Limestone Junior Presents Research at Criminal Justice Conference in Toronto, Canada
Tanner Hamrick

In early March, Tanner Hamrick, a Limestone junior majoring in criminal justice, was selected to present his paper about school resource officers at the Academy of Criminal Justice Sciences (ACJS) during their annual meeting in Toronto, Canada.

While at the conference, he was chosen by his conference peers to chair the student panel on juvenile justice and juvenile crime.

"It is very rare for a student at the undergraduate level to be asked to present at this conference," said Dr. Betsy Witt, Associate Professor of Criminal Justice at Limestone. "The Academy is an international organization whose members are academicians or practitioners in criminal justice."

Hamrick's organizational skills are evident when one looks at his accomplishments as a student-athlete at Limestone. A member of the College's Men's Track Team, he possesses a 3.8 grade point average; has been named to the College's Dean's List; is a member of Alpha Phi Sigma (national honors society for criminal justice students); Alpha Chi (academic honor society); and the College's Honors Program.
Of his decision to major in criminal justice, Tanner said, "I've been interested in law enforcement since I was a little boy, and believe it's the ultimate form of civic duty."

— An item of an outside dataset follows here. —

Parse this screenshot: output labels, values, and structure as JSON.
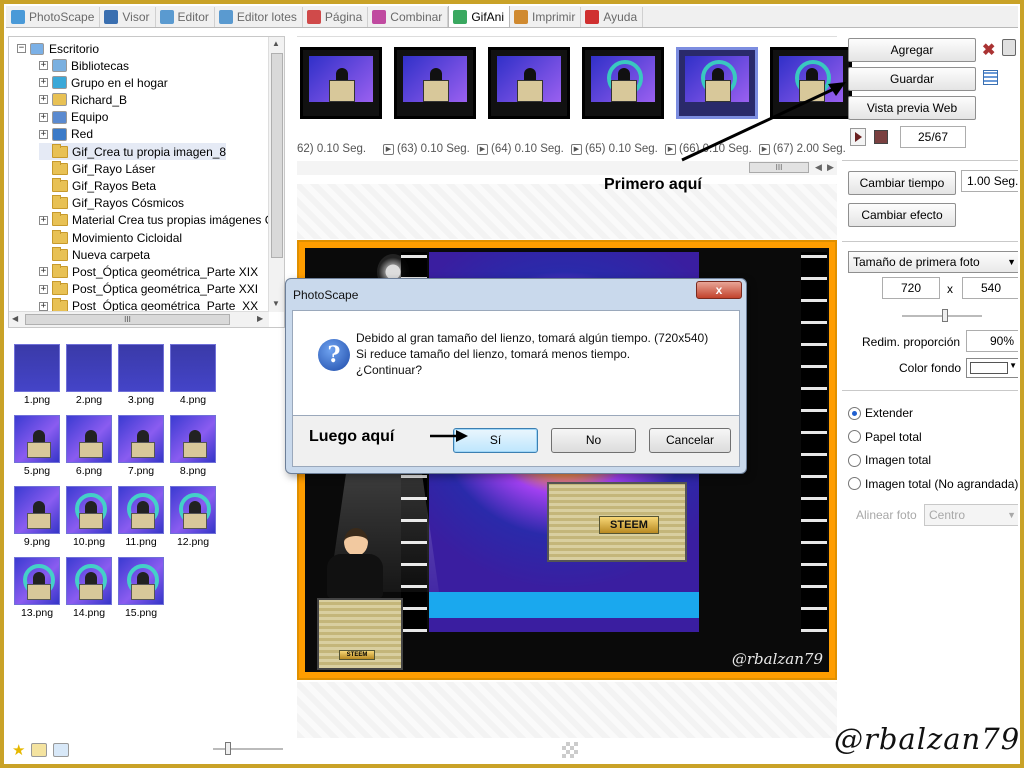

When deciding what to write about for the ACJS conference, Tanner chose school resource officers because "sadly, we have gone from an era where schools were considered a safe haven for students to a world where bullying, drug abuse, and other violent crimes have become so common that students and teachers alike fear for their safety. Instead of being concerned about teaching students the three R's, teachers and school administrators now have to deal with much larger issues that are far outside their scope of expertise. As school districts face this myriad of new challenges, most are looking for new ways to combat problems, with the most common option being to assign law enforcement officer to schools on a full-time basis."

According to Tanner, the first use of police officers in schools can be traced to 1958 when the Flint, Michigan Police Department placed officers in schools for the first time to improve relations between youth and law enforcement. The program was a success and led to similar efforts in other states during the 1960's.

"Today's school resource officer is a three-headed creature that is part police officer, teacher, and guidance counselor; they are specifically trained to perform all three roles, sometimes simultaneously, within a school." explained Tanner. "It is becoming more and more typical for schools to use their school resource officers as teachers as well as law enforcement officers...particularly at the middle school level where some officers spend as much as 20 percent of their time teaching in classrooms. Often this time is spent educating students through substance abuse and safety programs such as the Prom Promises events held in most secondary schools each year. They are also regularly teaching the students about the risks and criminal consequences of bullying and cyber-bullying, both of which have become major problems in a world where students have instant access to social media websites such as Facebook, Myspace, and Twitter on their phones."